It is not worth the while to go round the world to count the cats in Zanzibar.
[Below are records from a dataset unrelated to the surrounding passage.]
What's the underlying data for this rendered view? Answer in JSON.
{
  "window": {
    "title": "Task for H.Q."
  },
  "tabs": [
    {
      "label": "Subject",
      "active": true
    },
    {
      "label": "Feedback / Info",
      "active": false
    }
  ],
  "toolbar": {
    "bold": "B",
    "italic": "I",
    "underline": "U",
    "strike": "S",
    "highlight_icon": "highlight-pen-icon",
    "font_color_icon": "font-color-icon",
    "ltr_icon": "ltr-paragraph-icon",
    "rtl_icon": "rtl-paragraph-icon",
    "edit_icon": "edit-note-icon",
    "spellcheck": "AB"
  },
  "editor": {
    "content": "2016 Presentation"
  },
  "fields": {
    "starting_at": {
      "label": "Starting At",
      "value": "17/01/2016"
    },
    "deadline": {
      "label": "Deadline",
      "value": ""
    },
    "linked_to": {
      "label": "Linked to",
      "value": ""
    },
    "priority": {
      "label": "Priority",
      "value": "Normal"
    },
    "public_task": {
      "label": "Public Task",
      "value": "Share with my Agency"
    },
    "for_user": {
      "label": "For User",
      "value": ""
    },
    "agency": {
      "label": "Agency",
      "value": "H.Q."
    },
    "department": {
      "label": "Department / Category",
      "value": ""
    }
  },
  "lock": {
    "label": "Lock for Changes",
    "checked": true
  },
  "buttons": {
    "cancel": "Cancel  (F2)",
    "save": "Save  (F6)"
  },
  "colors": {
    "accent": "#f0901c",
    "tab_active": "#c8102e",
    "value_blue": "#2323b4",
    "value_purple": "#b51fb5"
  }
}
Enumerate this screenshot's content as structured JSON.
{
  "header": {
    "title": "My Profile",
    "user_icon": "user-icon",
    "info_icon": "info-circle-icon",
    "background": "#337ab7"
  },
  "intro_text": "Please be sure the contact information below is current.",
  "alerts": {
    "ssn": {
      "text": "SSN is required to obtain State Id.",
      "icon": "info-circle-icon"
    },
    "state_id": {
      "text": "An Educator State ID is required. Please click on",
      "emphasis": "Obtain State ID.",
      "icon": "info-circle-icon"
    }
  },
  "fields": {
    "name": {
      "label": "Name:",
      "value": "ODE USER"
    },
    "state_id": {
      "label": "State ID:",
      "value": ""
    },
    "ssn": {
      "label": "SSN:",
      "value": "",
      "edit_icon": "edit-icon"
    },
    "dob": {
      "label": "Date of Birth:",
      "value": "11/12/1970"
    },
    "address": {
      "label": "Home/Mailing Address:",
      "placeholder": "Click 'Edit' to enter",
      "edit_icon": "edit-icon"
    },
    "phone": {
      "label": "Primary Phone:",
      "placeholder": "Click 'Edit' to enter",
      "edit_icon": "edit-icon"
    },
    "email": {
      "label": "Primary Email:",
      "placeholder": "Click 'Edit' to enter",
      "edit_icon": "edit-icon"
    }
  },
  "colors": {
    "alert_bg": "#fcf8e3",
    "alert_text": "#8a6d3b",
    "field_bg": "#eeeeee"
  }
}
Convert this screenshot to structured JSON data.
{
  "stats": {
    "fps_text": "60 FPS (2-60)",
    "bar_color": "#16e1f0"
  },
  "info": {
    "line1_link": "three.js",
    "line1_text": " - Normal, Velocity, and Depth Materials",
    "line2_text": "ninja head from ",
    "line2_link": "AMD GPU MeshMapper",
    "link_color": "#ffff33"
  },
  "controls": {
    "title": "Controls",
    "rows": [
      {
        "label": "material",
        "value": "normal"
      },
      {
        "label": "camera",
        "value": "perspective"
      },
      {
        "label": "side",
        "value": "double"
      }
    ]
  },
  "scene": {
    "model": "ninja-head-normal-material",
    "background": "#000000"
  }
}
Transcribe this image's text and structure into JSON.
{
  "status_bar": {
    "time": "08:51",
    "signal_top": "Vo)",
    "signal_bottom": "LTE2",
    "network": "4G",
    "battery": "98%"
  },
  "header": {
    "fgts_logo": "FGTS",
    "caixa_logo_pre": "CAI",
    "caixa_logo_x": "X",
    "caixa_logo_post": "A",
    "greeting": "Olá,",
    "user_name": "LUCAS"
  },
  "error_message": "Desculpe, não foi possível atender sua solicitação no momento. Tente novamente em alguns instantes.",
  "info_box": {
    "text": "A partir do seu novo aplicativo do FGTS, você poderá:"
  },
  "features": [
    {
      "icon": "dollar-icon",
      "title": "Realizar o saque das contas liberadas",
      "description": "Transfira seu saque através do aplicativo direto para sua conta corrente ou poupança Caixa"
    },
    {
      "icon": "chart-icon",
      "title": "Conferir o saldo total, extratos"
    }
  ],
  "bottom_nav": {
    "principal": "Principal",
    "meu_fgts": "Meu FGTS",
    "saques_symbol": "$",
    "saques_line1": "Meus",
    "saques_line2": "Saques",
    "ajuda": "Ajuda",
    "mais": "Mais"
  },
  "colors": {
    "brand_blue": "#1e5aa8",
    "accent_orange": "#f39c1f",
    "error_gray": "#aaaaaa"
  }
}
This statement from the “Conclusion” of Walden illustrates another debt on Thoreau’s part to the American Transcendentalist school of his philosophical mentor, Ralph Waldo Emerson. In Emerson’s influential essay “Self-Reliance,” which Thoreau’s Walden project could be said to put into practice, Emerson makes the assertion that “travel is a fool’s paradise,” and that it is far more useful to change one’s soul than to change one’s landscape. The fool who thinks that his life will change on a trip to Europe is shocked and disappointed to discover, after unpacking his suitcase on arrival, that he is still in the same tedious company of himself. For Emerson the futility of travel is simply a consequence of his belief in the centrality of the self—the depth and health of the soul—in all human affairs. Thoreau inherits this same belief, downgrading the usual glamour of international travel (in this case to Zanzibar, off the coast of East Africa) with the ridiculous enterprise of counting felines. The point of this mockery is to point to a better alternative to African voyages. As he intimates earlier when he ironically notes that he has traveled a lot in Concord, Thoreau insists that the most valuable kind of travel occurs without leaving one’s hometown: the inward voyage of soul-searching.